→ Exercise aim
Extract all of the entries and give them again, word for word.

→ Records shown
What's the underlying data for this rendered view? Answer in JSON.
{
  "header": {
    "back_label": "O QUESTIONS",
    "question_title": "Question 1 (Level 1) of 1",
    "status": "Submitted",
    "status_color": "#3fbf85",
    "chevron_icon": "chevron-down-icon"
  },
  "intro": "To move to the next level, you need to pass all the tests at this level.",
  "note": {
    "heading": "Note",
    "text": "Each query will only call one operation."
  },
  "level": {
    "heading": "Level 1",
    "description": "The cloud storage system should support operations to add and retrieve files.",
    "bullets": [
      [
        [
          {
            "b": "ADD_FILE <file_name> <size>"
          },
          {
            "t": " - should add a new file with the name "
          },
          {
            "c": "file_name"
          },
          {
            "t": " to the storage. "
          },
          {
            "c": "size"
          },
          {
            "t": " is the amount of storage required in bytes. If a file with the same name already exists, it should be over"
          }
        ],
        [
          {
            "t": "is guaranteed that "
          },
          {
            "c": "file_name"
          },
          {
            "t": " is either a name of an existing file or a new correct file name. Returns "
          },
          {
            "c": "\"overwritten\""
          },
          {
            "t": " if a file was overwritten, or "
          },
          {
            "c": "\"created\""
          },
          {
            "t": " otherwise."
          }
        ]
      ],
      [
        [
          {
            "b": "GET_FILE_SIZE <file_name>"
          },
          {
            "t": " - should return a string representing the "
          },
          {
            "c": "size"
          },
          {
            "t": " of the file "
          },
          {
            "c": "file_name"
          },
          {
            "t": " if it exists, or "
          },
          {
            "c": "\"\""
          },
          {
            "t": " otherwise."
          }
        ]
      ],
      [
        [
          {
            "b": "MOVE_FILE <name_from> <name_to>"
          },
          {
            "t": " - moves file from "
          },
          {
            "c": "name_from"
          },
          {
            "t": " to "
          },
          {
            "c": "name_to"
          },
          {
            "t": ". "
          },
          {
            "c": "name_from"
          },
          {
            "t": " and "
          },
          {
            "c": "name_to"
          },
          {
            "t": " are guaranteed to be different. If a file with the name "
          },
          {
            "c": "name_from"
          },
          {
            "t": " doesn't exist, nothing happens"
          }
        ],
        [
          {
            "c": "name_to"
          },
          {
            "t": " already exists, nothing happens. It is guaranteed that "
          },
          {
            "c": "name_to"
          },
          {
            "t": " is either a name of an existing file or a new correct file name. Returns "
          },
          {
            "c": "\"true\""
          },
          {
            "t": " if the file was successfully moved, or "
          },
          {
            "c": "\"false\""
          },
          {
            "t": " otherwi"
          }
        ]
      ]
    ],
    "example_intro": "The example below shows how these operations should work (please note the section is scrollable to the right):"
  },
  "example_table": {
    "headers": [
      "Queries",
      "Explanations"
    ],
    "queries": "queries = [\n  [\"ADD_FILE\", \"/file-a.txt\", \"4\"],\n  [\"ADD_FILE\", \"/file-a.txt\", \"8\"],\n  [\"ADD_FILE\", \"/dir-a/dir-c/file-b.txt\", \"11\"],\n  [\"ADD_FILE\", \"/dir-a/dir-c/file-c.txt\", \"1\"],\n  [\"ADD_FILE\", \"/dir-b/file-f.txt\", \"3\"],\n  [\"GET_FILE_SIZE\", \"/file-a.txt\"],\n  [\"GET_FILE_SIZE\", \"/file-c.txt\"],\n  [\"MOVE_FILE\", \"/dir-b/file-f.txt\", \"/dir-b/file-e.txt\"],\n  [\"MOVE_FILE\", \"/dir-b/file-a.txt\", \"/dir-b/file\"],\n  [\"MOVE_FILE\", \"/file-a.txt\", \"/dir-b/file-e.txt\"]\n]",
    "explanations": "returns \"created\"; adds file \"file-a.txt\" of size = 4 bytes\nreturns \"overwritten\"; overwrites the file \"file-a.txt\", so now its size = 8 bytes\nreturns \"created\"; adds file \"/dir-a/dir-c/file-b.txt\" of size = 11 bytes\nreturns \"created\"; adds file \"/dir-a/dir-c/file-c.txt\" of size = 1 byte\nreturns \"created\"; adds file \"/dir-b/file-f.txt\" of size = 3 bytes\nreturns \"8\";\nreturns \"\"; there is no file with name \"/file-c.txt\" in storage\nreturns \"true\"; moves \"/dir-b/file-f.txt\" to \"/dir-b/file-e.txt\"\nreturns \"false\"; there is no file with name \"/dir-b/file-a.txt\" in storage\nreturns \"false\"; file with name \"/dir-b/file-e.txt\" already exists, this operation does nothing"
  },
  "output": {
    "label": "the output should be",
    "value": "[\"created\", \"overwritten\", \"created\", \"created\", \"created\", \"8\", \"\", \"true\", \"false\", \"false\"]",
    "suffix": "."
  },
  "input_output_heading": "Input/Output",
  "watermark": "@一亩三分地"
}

→ Reply
What's the underlying data for this rendered view? Answer in JSON.
{
  "header": {
    "back_label": "O QUESTIONS",
    "question_title": "Question 1 (Level 1) of 1",
    "status": "Submitted",
    "status_color": "#3fbf85",
    "chevron_icon": "chevron-down-icon"
  },
  "intro": "To move to the next level, you need to pass all the tests at this level.",
  "note": {
    "heading": "Note",
    "text": "Each query will only call one operation."
  },
  "level": {
    "heading": "Level 1",
    "description": "The cloud storage system should support operations to add and retrieve files.",
    "bullets": [
      [
        [
          {
            "b": "ADD_FILE <file_name> <size>"
          },
          {
            "t": " - should add a new file with the name "
          },
          {
            "c": "file_name"
          },
          {
            "t": " to the storage. "
          },
          {
            "c": "size"
          },
          {
            "t": " is the amount of storage required in bytes. If a file with the same name already exists, it should be over"
          }
        ],
        [
          {
            "t": "is guaranteed that "
          },
          {
            "c": "file_name"
          },
          {
            "t": " is either a name of an existing file or a new correct file name. Returns "
          },
          {
            "c": "\"overwritten\""
          },
          {
            "t": " if a file was overwritten, or "
          },
          {
            "c": "\"created\""
          },
          {
            "t": " otherwise."
          }
        ]
      ],
      [
        [
          {
            "b": "GET_FILE_SIZE <file_name>"
          },
          {
            "t": " - should return a string representing the "
          },
          {
            "c": "size"
          },
          {
            "t": " of the file "
          },
          {
            "c": "file_name"
          },
          {
            "t": " if it exists, or "
          },
          {
            "c": "\"\""
          },
          {
            "t": " otherwise."
          }
        ]
      ],
      [
        [
          {
            "b": "MOVE_FILE <name_from> <name_to>"
          },
          {
            "t": " - moves file from "
          },
          {
            "c": "name_from"
          },
          {
            "t": " to "
          },
          {
            "c": "name_to"
          },
          {
            "t": ". "
          },
          {
            "c": "name_from"
          },
          {
            "t": " and "
          },
          {
            "c": "name_to"
          },
          {
            "t": " are guaranteed to be different. If a file with the name "
          },
          {
            "c": "name_from"
          },
          {
            "t": " doesn't exist, nothing happens"
          }
        ],
        [
          {
            "c": "name_to"
          },
          {
            "t": " already exists, nothing happens. It is guaranteed that "
          },
          {
            "c": "name_to"
          },
          {
            "t": " is either a name of an existing file or a new correct file name. Returns "
          },
          {
            "c": "\"true\""
          },
          {
            "t": " if the file was successfully moved, or "
          },
          {
            "c": "\"false\""
          },
          {
            "t": " otherwi"
          }
        ]
      ]
    ],
    "example_intro": "The example below shows how these operations should work (please note the section is scrollable to the right):"
  },
  "example_table": {
    "headers": [
      "Queries",
      "Explanations"
    ],
    "queries": "queries = [\n  [\"ADD_FILE\", \"/file-a.txt\", \"4\"],\n  [\"ADD_FILE\", \"/file-a.txt\", \"8\"],\n  [\"ADD_FILE\", \"/dir-a/dir-c/file-b.txt\", \"11\"],\n  [\"ADD_FILE\", \"/dir-a/dir-c/file-c.txt\", \"1\"],\n  [\"ADD_FILE\", \"/dir-b/file-f.txt\", \"3\"],\n  [\"GET_FILE_SIZE\", \"/file-a.txt\"],\n  [\"GET_FILE_SIZE\", \"/file-c.txt\"],\n  [\"MOVE_FILE\", \"/dir-b/file-f.txt\", \"/dir-b/file-e.txt\"],\n  [\"MOVE_FILE\", \"/dir-b/file-a.txt\", \"/dir-b/file\"],\n  [\"MOVE_FILE\", \"/file-a.txt\", \"/dir-b/file-e.txt\"]\n]",
    "explanations": "returns \"created\"; adds file \"file-a.txt\" of size = 4 bytes\nreturns \"overwritten\"; overwrites the file \"file-a.txt\", so now its size = 8 bytes\nreturns \"created\"; adds file \"/dir-a/dir-c/file-b.txt\" of size = 11 bytes\nreturns \"created\"; adds file \"/dir-a/dir-c/file-c.txt\" of size = 1 byte\nreturns \"created\"; adds file \"/dir-b/file-f.txt\" of size = 3 bytes\nreturns \"8\";\nreturns \"\"; there is no file with name \"/file-c.txt\" in storage\nreturns \"true\"; moves \"/dir-b/file-f.txt\" to \"/dir-b/file-e.txt\"\nreturns \"false\"; there is no file with name \"/dir-b/file-a.txt\" in storage\nreturns \"false\"; file with name \"/dir-b/file-e.txt\" already exists, this operation does nothing"
  },
  "output": {
    "label": "the output should be",
    "value": "[\"created\", \"overwritten\", \"created\", \"created\", \"created\", \"8\", \"\", \"true\", \"false\", \"false\"]",
    "suffix": "."
  },
  "input_output_heading": "Input/Output",
  "watermark": "@一亩三分地"
}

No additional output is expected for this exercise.